Now, of course, Roger Federer or Serena Williams may need exactly the racket you own to do their life’s work.  They may even need five of them, or they may need even fancier rackets.  But you don’t.  God has other plans for you, plans grounded in the truth.

The second half of this phrase is significant.  There are certain goods that a person can just say, “no” to.  If I am married, could God be bringing another good and beautiful romantic relationship into my life?  No, Ignatius would say, because a married person has eliminated the possibility of the future choice of a new romantic partner, and his or her state in life would prohibit it.  That person might be a superb romantic partner, but not for me.

Thus, as far as we are concerned, we should not want health more than illness, wealth more than poverty, fame more than disgrace, a long life more than a short one, and similarly for all the rest, but we should desire and choose only what helps us more towards the end for which we are created.

Wait, what?  How can we not desire health more than illness?  Wealth more than poverty?  This seems masochistic.  Does God not want good things for us?  Why would God choose bad things for us?

The key to unlocking the spiritual treasure of the text is actually relatively straightforward.

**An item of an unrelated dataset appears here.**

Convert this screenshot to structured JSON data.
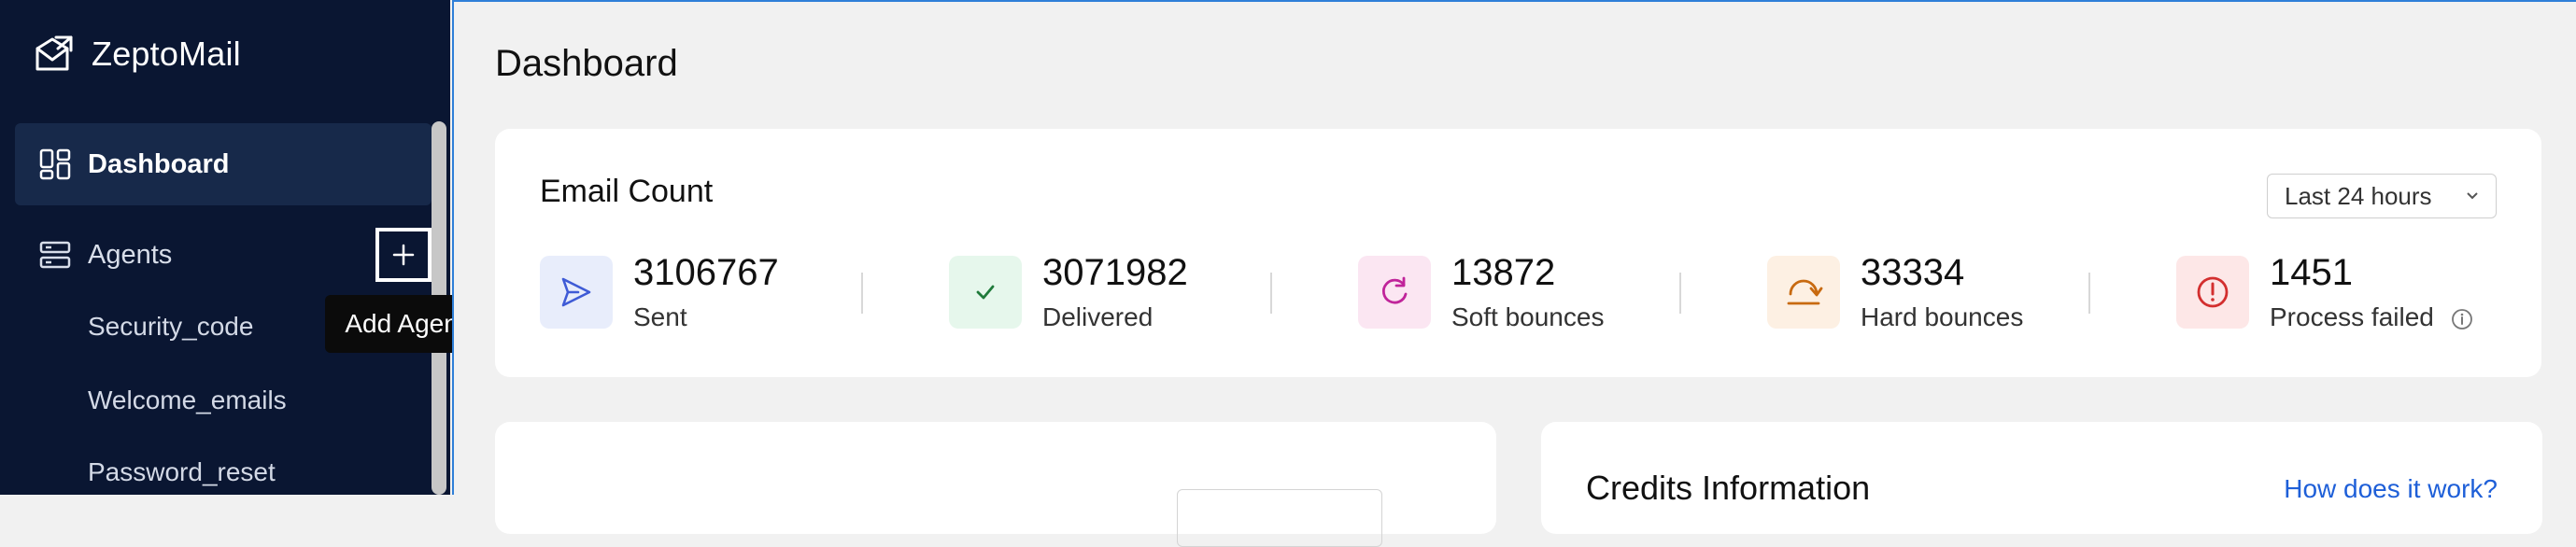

We can begin by asking very straightforwardly:  What is the fundamental commitment of my life?  An illustration may help:

Let’s say that you are a parent to a small child.  The child gets seriously sick.  You had always dreamed and hoped for a healthy child, but the circumstances you now find yourself in are not in keeping with your dreams.  It would obviously be deeply wrong to say, “Sorry, I only accept children who are healthy” and to abandon the child!  Rather, your fundamental commitment is to the child as a human being, not to the child because of his health or sickness.  In much the same way, the “Principle and Foundation” asks us to place our fundamental purpose in life– the thing toward which we are striving, the reason we were put on the earth– ahead of inherently lesser goods.  These lesser goods are almost always desirable, and in a perfect world they would be our lot.  But we can never overestimate God’s ability to use the deprivation of lesser goods to accomplish a greater good.

Ignatius himself sustained a very serious and life-threatening injury, and it was exactly during his time of convalescence that he became open to following God and desirous of discerning God’s will.  What seemed like a huge setback was in fact the occasion for God’s transformative love to begin to work on Ignatius.  Wealth, fame, and long life are goods, but they are lesser goods.  The greatest good in a human life is to grasp the truth of one’s calling and to live it out in simplicity, joy, and purpose.

So, how might one apply the “Principle and Foundation” to the life of faith and to an evaluation of the role of one’s possessions?  It seems there are several takeaways:

  1. You are loved by God and you have a role in God’s great story for the world, and your happiness– both now and forever– is tied up in cooperating with God in your own discovery, creation, and embrace of that role.
  2. God gives you the things you need to fulfill your purpose.
  3. You will probably be given more than you need.  In these circumstances, ask God who to whom you should give the extra.
  4. Hold on to the things you need to fulfill your mission in life, and let go of the things you don’t need by giving them away, selling them, or donating them.
  5. Our material possessions can become a real impediment to our gaining the things that are most important to us.

Choosing to rid yourself of things is never easy.  Certain ideas and dreams need to die.  Ignatius elsewhere advises that, if you find some calling of God repulsive, you should simply ask God to give you the grace to desire his calling.  And if you don’t even want that?  Well, then ask for the grace to desire the grace of his calling.  We are inclined toward selfishness, of course, but God and his grace have both the final word and the cure for what ails us.